Sure, the manager’s motives are far from pure; there is no denying that. But that’s hardly new. We humans, after all, are always a mixed bag of both saint and sinner. Even our most genuine acts of kindness, no matter how wholesome and noble, tend to be driven by self-interest.
The reformers even had a fancy Latin phrase for the idea: Simul Iustus et Peccator, which means “at the same time justified and a sinner.”
And so it goes for the, admittedly, dishonest manager. While his kindness is largely motivated by the need to get himself out of a jam, he no doubt is also learning an important life lesson. Namely, that neighbor love is always more important than cash.
Several years ago John Mackey, the co-founder of Whole Foods wrote a book called Conscious Capitalism.
A cogent defender and avid supporter of capitalism Mackey, however, does challenge the notion that the sole goal of any business is to maximize profits. While aware that businesses need to make money, Whole Foods after all does around 10 billion bucks worth of it annually, Mackey is insistent that any business must also focus on how they might make the world a better place. Or as Mackey says at one point: “It matters how money…is made.”
So at one point when describing the purpose of Whole Foods Mackey offers these words that are noticeably absent of talk about profit:
“Our purpose is to teach people that what they put into their bodies makes a difference, not only to their health and to that of the people who supply food, but also the health of the planet as a whole.”
And then later, Mackey quotes Walter Robb, the co-CEO of Whole Foods at the time, who uses language that is almost religious in nature when describing the company’s purpose:
“We are not so much retailers with a mission,” claims Robb, “as missionaries who retail. The stores are our canvas upon which we can paint our deeper purpose of bringing whole foods and greater health to the world.”
Of course, given that Whole Foods has recently been bought by Amazon and that Jeff Bezo, the head of Amazon, just decided to cut out medical coverage for 2,000 part-time employees at Whole Foods, it seems the store is now at a crossroads of sorts. Will the company continue to be missionaries who retail, or will it devolve into nothing more than a retailer with a mission?
CONCLUSION: Well, with all that in mind, it’s pretty easy to come back around to that cautionary tale of the dishonest manager, right?
For he eventually came to understand that his life had a higher purpose than just a bottom line with a lot of zeros in it.
Sure, he had to learn such a lesson the hard way and he was far from being a saint along the way, but he finally got it, didn’t he? He finally got that whatever his job or career or daily pursuits might be, neighbor love should always be his primary purpose above all else.

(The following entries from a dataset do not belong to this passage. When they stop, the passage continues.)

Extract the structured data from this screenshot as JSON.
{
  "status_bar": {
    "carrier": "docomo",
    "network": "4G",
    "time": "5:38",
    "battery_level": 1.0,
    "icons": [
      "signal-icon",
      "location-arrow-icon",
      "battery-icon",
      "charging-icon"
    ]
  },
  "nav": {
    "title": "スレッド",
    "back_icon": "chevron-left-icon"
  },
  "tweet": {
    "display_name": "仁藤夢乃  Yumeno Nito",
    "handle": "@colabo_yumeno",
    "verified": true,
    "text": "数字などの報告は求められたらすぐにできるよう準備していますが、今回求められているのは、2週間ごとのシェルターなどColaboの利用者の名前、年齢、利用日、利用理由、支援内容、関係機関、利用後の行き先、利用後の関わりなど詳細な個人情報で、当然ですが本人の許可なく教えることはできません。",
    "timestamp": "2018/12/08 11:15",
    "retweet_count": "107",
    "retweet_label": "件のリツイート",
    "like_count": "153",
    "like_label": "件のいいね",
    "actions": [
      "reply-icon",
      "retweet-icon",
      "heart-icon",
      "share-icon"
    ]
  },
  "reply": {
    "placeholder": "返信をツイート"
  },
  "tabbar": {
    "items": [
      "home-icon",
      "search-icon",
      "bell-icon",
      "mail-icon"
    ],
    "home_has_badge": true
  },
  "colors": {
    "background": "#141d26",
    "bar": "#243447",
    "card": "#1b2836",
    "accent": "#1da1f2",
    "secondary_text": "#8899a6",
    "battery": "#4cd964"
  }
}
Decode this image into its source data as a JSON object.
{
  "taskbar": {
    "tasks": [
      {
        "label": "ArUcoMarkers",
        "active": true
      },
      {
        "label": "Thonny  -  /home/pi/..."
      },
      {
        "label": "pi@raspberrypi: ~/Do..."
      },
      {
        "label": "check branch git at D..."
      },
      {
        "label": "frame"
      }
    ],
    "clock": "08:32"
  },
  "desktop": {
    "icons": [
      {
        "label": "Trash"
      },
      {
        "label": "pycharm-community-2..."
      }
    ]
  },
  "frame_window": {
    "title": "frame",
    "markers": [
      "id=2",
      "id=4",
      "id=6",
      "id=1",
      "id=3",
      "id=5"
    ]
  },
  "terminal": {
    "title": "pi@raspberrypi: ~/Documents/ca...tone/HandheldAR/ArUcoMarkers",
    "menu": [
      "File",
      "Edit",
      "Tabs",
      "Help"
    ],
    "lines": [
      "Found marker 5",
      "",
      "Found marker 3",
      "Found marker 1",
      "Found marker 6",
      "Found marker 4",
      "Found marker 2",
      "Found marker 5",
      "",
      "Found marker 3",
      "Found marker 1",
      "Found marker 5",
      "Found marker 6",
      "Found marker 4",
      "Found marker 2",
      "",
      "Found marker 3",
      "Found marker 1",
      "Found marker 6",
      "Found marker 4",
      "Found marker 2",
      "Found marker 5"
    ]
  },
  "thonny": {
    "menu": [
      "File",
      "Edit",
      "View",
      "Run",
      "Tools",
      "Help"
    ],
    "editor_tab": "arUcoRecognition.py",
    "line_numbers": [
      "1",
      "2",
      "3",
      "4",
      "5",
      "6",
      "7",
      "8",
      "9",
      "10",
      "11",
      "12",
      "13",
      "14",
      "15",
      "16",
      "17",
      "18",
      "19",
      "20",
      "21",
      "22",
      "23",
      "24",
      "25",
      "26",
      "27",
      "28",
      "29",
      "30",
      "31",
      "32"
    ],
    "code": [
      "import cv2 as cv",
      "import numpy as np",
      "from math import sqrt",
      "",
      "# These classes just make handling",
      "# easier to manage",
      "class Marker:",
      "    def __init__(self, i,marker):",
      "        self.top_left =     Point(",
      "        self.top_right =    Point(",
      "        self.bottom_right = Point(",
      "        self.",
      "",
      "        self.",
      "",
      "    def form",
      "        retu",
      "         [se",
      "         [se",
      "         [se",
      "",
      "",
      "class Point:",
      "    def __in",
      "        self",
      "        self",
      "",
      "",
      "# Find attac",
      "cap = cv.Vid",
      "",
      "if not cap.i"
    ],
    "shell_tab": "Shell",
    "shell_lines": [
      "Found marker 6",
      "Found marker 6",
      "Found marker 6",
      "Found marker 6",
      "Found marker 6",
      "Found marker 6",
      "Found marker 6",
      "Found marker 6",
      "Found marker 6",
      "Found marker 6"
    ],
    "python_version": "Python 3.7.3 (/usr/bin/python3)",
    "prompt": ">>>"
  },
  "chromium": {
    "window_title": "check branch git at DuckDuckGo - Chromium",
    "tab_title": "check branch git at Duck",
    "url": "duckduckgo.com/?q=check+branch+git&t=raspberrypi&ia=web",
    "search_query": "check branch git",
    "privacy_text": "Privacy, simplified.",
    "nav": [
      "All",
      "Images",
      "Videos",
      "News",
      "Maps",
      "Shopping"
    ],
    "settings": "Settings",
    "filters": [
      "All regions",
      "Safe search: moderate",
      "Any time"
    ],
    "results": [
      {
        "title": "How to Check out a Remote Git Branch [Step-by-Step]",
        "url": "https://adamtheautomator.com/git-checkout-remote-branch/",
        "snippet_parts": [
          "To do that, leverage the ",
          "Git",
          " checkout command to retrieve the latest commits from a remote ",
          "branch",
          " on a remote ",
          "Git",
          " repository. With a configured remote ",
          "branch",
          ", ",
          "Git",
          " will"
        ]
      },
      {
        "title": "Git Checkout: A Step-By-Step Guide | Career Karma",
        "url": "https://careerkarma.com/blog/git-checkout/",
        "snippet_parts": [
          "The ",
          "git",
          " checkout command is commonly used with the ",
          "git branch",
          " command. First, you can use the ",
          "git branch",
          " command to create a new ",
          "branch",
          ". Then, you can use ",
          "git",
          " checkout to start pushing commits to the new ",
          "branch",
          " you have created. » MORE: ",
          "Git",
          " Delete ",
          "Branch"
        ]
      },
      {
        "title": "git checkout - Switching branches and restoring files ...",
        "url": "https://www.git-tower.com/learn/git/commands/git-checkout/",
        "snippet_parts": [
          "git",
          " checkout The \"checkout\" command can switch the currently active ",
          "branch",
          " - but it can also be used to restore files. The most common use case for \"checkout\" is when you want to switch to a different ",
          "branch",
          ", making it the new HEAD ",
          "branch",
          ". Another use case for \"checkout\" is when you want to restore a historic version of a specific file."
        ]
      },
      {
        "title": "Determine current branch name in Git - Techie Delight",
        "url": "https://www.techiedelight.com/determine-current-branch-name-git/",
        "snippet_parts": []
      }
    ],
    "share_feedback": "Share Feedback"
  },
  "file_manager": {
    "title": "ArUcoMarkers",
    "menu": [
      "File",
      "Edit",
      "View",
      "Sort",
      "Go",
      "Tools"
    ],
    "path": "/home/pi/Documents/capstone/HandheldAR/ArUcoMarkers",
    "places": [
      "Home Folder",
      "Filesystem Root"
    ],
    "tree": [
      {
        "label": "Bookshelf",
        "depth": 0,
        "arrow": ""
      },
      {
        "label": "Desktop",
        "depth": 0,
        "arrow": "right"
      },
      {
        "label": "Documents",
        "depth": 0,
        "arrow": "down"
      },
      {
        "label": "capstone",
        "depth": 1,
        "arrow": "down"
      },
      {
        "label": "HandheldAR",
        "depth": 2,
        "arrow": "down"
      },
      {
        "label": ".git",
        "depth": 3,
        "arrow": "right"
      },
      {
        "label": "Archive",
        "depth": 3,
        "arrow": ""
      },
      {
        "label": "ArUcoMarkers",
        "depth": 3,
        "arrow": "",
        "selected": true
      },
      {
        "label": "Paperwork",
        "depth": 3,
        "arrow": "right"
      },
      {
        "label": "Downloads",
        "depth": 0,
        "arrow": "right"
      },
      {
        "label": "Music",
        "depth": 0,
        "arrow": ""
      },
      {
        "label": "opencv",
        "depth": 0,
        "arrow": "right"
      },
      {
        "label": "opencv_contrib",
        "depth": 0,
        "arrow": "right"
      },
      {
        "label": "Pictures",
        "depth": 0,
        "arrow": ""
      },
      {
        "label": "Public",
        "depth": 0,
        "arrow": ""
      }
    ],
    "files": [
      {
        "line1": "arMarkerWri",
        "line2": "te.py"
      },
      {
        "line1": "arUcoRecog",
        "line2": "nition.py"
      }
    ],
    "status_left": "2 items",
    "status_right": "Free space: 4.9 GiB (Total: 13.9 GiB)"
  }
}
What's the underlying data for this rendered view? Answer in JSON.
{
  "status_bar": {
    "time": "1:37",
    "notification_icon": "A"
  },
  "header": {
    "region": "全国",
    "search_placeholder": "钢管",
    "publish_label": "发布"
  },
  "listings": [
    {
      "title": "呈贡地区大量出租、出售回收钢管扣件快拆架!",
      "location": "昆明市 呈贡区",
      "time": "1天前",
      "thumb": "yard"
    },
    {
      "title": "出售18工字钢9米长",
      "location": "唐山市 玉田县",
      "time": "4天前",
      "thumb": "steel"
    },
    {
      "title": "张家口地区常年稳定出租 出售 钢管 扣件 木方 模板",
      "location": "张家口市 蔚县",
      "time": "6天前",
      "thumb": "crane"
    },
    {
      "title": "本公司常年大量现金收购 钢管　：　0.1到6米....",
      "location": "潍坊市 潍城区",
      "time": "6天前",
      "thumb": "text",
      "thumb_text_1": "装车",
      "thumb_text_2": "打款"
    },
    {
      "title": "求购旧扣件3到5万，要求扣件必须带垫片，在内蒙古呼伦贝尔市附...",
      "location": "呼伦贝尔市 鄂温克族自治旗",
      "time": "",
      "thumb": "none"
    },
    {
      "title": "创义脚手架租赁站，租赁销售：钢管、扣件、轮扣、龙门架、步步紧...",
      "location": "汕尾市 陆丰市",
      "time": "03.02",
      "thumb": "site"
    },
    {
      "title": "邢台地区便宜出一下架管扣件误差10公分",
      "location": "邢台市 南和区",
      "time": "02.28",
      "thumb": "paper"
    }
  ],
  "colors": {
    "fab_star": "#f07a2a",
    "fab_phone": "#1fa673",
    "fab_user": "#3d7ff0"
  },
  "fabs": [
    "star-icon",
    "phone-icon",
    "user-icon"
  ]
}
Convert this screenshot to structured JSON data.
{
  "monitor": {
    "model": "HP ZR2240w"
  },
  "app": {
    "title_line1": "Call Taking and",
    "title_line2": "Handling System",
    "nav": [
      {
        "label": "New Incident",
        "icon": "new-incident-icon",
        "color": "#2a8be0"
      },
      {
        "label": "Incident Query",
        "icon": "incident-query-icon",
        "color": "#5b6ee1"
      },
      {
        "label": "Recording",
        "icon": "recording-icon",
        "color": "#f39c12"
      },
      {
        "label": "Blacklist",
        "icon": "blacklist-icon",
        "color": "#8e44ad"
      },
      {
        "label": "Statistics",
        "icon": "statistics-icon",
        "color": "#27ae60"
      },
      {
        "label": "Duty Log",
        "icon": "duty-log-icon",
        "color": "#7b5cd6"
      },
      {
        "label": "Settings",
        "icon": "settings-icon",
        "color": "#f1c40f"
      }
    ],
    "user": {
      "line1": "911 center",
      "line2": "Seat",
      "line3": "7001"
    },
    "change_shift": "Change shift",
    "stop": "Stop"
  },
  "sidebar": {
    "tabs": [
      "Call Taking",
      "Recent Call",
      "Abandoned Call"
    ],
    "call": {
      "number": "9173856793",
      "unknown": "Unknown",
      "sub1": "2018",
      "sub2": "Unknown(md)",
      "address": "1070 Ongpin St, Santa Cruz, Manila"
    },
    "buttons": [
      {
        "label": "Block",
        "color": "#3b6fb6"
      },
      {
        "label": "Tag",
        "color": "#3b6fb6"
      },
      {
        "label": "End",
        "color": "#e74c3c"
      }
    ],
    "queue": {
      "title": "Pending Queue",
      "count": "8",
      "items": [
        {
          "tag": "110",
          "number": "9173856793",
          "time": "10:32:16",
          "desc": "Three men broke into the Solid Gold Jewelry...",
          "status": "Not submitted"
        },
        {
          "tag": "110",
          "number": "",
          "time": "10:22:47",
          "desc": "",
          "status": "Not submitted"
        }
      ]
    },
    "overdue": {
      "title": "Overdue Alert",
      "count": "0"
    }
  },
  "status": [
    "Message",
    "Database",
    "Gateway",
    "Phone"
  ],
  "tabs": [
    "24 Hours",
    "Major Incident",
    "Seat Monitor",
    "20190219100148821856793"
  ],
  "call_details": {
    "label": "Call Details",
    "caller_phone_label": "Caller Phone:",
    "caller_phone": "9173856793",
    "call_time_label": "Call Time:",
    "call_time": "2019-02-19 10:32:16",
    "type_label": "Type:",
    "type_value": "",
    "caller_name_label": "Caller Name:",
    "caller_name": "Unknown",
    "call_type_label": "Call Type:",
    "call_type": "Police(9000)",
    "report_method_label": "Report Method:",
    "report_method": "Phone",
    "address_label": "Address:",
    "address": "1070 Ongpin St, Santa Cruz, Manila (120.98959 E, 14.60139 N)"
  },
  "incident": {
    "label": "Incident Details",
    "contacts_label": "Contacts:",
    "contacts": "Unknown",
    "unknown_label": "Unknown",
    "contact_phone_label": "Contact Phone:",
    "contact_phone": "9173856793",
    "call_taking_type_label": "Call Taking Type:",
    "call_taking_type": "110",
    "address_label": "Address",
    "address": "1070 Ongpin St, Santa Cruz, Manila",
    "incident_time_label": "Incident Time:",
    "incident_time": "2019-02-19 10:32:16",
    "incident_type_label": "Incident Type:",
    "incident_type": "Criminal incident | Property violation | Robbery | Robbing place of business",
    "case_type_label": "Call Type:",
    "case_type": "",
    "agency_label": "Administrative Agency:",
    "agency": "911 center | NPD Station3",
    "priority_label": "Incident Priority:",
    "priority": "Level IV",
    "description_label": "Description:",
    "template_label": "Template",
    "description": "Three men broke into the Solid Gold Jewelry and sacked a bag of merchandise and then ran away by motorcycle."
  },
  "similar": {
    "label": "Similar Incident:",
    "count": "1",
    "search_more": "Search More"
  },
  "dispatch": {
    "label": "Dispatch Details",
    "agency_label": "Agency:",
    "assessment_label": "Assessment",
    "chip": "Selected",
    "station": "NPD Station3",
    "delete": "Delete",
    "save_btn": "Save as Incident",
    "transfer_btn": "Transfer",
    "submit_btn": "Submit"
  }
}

O the depth of the riches and wisdom and knowledge of God! How unsearchable are God’s judgments and how inscrutable God’s ways! For from God and through God and to God are all things. To God be glory forever. Amen.